How Predator Ants are Saving Our Planet

While many are used to thinking of ants as pests (especially during the summertime), new research published in British Ecological Society’s Journal of Applied Ecology says not so fast. Ants are actually pest controllers. They’re efficient, sustainable and safe, and these little guys are making a big impact on our planet.

Ants as Predators 

Although the idea of ants as predators may seem laughable, researchers suggest that everything from cocoa to cedar crops can benefit from these small pest controllers. Additionally, ants are way cheaper and safer than chemical alternatives.

What makes ants so special?

1. They’re (almost) everywhere. If you’ve felt overwhelmed by a home ant invasion, you’re not alone. Ants exist on every continent, minus Antarctica, and there are a jaw-dropping 12,000 species of ants worldwide! In fact, it’s believed that the “mass of all ants on Earth is similar to that of human.”

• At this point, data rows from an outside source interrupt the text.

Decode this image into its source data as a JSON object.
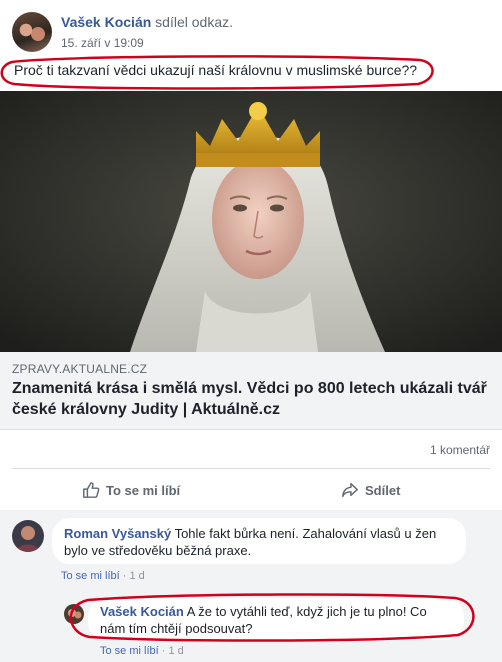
{
  "post": {
    "author": "Vašek Kocián",
    "action": "sdílel odkaz.",
    "time": "15. září v 19:09",
    "text": "Proč ti takzvaní vědci ukazují naší královnu v muslimské burce??"
  },
  "link_preview": {
    "domain": "ZPRAVY.AKTUALNE.CZ",
    "title": "Znamenitá krása i smělá mysl. Vědci po 800 letech ukázali tvář české královny Judity | Aktuálně.cz"
  },
  "stats": {
    "comments": "1 komentář"
  },
  "actions": {
    "like_label": "To se mi líbí",
    "share_label": "Sdílet"
  },
  "comments": [
    {
      "name": "Roman Vyšanský",
      "text": "Tohle fakt bůrka není. Zahalování vlasů u žen bylo ve středověku běžná praxe.",
      "like_label": "To se mi líbí",
      "sep": "·",
      "age": "1 d"
    },
    {
      "name": "Vašek Kocián",
      "text": "A že to vytáhli teď, když jich je tu plno! Co nám tím chtějí podsouvat?",
      "like_label": "To se mi líbí",
      "sep": "·",
      "age": "1 d"
    }
  ],
  "colors": {
    "link": "#385898",
    "annotation": "#d0021b",
    "background": "#f2f3f5"
  },
  "icons": {
    "like": "thumbs-up-icon",
    "share": "share-arrow-icon"
  }
}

2. Okay, you wouldn’t know it from looking at them, but ants are really good predators. They may be small, but they’re mighty. True story: an ant can lift up to 20 times its own body weight — that’s like a second grader picking up a car. While they’re not taking down elephants, ants will hunt worms, spiders and insects that feast on crops. Like wolves, ants are cooperative hunters, and they work together to take down larger prey, like lizards. It has even been suggested that ants have consumed more meat than lions, tigers and wolves combined (oh my!).

3. Ants are low maintenance. According to the study write-up on Science Daily,

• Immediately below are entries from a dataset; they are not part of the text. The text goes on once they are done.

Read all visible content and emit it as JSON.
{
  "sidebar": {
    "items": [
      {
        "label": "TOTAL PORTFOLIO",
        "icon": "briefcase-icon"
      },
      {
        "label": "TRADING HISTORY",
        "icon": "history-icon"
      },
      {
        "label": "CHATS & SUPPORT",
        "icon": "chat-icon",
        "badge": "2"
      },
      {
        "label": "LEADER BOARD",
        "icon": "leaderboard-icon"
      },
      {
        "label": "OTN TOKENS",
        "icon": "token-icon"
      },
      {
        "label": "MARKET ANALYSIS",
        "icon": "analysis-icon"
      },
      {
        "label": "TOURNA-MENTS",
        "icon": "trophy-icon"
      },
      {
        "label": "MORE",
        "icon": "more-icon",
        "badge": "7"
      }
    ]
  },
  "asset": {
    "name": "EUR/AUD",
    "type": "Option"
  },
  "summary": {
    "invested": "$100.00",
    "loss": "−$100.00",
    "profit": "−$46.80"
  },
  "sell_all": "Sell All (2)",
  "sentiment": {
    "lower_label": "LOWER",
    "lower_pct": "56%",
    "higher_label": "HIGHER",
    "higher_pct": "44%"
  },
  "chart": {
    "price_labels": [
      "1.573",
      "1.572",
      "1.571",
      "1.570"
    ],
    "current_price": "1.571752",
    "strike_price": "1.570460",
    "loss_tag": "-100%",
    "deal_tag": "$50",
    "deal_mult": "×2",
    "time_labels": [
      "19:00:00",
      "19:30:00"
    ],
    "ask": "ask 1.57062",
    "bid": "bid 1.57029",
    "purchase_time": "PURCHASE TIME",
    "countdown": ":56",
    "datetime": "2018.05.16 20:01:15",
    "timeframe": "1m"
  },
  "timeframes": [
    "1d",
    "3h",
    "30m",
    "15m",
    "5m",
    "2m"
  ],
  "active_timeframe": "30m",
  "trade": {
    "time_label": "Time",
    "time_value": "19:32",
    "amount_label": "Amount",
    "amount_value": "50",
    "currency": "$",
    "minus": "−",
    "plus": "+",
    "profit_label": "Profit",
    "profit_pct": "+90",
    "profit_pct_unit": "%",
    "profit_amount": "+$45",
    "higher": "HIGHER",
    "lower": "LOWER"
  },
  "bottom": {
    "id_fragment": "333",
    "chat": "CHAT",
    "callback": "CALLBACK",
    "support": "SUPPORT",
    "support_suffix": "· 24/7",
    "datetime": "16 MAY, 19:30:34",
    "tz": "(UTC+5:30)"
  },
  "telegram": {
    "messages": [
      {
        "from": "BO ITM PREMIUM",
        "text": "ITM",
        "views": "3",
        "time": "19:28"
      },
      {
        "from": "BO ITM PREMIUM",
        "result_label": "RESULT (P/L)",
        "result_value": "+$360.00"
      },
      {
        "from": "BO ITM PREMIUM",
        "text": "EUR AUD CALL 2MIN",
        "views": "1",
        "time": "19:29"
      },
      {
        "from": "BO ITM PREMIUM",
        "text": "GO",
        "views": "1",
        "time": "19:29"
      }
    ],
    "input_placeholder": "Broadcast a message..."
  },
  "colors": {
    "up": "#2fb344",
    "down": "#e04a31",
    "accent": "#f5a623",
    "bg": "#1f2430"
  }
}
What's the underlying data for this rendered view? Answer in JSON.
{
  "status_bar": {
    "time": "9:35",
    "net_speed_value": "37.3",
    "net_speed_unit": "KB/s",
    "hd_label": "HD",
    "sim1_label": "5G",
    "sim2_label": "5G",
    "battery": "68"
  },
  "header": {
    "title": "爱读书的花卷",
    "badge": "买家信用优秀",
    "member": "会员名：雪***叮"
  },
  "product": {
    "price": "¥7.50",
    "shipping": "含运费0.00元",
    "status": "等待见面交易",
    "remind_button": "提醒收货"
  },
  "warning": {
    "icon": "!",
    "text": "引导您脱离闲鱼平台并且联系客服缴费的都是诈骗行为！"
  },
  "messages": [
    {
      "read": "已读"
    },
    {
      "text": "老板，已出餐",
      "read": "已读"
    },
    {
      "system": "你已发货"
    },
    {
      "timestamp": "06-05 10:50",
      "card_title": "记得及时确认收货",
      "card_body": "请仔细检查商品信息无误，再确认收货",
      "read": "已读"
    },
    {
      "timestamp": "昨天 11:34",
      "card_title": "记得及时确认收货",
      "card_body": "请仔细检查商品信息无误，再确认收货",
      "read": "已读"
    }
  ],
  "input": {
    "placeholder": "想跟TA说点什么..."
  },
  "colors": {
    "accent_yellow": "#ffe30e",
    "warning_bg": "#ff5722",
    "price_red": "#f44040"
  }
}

“All farmers need to do is collect ant nests from the wild, hang them in plastic bags among their tree crops and feed them a sugar solution while they build their new nests. Once a colony is established, farmers then connect the trees that are part of the colony with aerial ‘ant walk ways’ made from string or lianas.”

From there, farmers just have to make sure ants have enough water, enough pruning trees to avoid conflicts because they’re feisty and keep them away from insecticides.

Everyone wins. Farmers particularly win. By using ants to control pests, farmers in related studies saw:

– Cashew yields 49% higher in plots controlled by ants over those controlled with traditional chemicals.

– Those same cashews free of traditional chemicals were just better quality, so income was 71% higher with ants than with chemicals.

– Australian mango crops using ants had a net income that was 73% higher.

While the author of the study doesn’t consider ants the “panacea for pest control,” they’re definitely a good alternative to explore.

Ants as Eco Engineers

But ants are more than predators who can protect our crops from pests. Like beavers, they’re also saving our planet by acting as ecological engineers.

When ants maneuver their way around the soil, they’re making a huge impact. Whether they’re building nests or gathering food, ants are changing the physical, chemical and biotic properties of the soil and help species all along the food chain. For instance, when ants create mounds they prevent plants from colonizing the area and they change the soil’s temperature and moisture.

So you might want to think twice about squashing an ant next time.

Photo Credit: United States Department of Agriculture


Mark Donner
Mark Donner2 years ago

I wish the articles would stop saying "our planet" as if the Earth even remotely belonged to humans.

Siyus Copetallus
Siyus Copetallus3 years ago

Thank you for sharing.

Tony L.
Away L3 years ago

An interesting angle!

Amy Thompson
Amy Thompson3 years ago

Definitely a greener solution than Roundup:-0

Julia Cabrera-Woscek

We need from the little ones in the ecosystem too!

Paulinha Russell
Paulinha Russell3 years ago

Thank you

Quanta Kiran
Quanta Kiran3 years ago


Muriel Servaege
Muriel Servaege3 years ago

Thank you so much.

Miriam O.

Thanks so much for sharing with us! Interesting!

Pavel R.
Pavel R3 years ago

I never offended ants.
The interesting article.
Thank you.